A few years ago there was a software team that had an online internet imaging search engine, I think they were French, but sadly it is no longer available. Their program was much like mine, only it could search the internet, and it was probably a lot more accurate. No 'tags' are used in the search process, only the visual image data itself.

Could you post a link or a code to this? Have you applied it to robotics as of yet?

As it required the attention of a whole PC to run (and took several seconds to return the search results, even with a database of only a few hundred) I felt it was not suitable for use in a real-time robotics environment. Having said that, it was rated one of the best programs in the class, so that gives you an idea of how intensive this kind of analysis can be.

I don't have the source code on my computer at the moment, but I'll see if I can drag it off the university servers. This page contains a lot of the material we were taught as part of the paper this project was for.

Check out the OpenCV pages in this product manual on ViewPort. I have not this feature yet on my robot but I am toying with the idea
Image processing for feature recognition is a pretty intensive task - you'd need something pretty powerful to handle that on top of all the other data transfer and connectivity functions. Most hobbyist level microcontrollers would fall well short of this task, unless you intend to have a PC do most of the grunt work and transmit the results back to the bot.

So, you are saying that using a typical microcontroller is out of the question?

I understand what you are saying, but could there be a more compact alternative?

Not only possible but it has been done wiht Cameras and stationary computers. The biggest challenge you would have with this in a robot is the mobile computing platform for the robot is going to have to be VERY powerfull.

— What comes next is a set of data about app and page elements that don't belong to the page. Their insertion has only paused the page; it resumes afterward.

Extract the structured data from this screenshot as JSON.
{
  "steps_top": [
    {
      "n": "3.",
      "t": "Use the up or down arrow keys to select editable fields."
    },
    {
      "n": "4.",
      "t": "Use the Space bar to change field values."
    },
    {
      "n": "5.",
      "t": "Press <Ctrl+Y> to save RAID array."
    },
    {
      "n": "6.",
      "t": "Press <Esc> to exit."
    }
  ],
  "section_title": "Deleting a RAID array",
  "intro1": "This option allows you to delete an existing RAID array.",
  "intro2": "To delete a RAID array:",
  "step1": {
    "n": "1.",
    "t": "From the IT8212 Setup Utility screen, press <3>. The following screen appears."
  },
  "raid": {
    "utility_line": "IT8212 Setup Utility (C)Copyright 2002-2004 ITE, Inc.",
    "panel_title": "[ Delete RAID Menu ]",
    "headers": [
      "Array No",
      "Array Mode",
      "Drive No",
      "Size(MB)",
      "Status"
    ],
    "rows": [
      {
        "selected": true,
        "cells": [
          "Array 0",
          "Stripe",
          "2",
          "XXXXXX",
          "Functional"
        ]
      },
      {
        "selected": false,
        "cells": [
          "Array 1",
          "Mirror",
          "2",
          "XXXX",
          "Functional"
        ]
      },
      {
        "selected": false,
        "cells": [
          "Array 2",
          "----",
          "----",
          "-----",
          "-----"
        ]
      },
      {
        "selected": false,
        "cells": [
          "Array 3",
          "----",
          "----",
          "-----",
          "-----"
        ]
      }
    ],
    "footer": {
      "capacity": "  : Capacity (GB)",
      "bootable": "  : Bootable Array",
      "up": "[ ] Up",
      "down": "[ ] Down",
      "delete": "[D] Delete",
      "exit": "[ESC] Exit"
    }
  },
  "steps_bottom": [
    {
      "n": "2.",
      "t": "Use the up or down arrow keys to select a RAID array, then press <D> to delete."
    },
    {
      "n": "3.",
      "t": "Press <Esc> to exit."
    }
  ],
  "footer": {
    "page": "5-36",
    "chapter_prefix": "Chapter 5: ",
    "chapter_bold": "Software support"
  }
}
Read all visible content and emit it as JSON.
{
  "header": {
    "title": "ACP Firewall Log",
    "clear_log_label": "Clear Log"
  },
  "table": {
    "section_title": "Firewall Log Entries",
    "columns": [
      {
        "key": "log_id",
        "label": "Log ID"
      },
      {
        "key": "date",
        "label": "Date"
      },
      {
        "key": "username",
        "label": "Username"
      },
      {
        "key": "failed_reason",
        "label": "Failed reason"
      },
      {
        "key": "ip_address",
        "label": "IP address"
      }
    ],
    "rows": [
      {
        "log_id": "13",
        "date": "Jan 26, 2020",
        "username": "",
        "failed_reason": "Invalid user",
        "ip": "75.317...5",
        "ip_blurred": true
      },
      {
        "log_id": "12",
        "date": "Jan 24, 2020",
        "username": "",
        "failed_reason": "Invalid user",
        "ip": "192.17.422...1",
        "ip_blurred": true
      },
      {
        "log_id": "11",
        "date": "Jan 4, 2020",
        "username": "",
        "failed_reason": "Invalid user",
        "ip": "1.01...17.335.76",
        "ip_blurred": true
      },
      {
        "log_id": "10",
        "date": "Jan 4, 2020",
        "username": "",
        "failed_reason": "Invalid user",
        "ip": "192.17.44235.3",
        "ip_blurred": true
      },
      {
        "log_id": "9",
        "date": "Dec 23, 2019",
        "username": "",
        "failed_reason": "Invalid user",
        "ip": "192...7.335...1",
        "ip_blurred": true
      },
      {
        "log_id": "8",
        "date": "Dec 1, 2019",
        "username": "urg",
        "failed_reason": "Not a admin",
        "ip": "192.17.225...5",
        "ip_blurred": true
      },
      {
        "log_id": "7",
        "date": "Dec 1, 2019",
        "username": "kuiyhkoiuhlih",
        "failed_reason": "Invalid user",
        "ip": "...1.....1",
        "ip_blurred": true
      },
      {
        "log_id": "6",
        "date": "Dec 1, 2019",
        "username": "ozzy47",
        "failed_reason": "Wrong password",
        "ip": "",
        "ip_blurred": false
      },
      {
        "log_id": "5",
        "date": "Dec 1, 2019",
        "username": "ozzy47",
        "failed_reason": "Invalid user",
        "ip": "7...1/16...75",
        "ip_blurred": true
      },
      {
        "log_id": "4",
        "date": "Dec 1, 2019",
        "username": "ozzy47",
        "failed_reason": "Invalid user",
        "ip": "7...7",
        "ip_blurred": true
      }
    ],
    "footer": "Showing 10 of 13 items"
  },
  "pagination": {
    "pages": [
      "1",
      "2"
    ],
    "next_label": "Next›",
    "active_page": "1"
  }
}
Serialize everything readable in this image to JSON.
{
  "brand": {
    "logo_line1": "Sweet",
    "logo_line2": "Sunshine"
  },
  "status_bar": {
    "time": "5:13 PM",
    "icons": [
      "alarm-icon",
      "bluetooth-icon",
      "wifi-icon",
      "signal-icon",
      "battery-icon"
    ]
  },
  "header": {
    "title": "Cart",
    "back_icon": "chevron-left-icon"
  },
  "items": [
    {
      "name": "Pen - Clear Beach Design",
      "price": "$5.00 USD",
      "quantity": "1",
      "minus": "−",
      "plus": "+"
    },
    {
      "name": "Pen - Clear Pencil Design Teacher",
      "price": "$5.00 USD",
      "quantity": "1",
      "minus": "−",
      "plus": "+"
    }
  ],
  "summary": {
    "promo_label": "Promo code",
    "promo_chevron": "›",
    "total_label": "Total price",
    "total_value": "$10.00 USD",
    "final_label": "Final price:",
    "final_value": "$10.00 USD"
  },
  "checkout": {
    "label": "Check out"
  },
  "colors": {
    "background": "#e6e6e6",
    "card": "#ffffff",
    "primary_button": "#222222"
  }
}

Since alot of Micro controllers live in the 8 - 75 MHZ range with less then a Meg of memory (most ARM processors have more memory), and the computers I have seen do this were dual core - dual processor beasts running between 5-6 GHZ with between 6-10 gig of ram (Massive overkill, but some where in between is the actual requirement)

 

However if you were to take say a 2.4 GHZ pc (old P4) with a gig of ram and use it as the brain for the robot, then it just comes down to programming.

 

Mile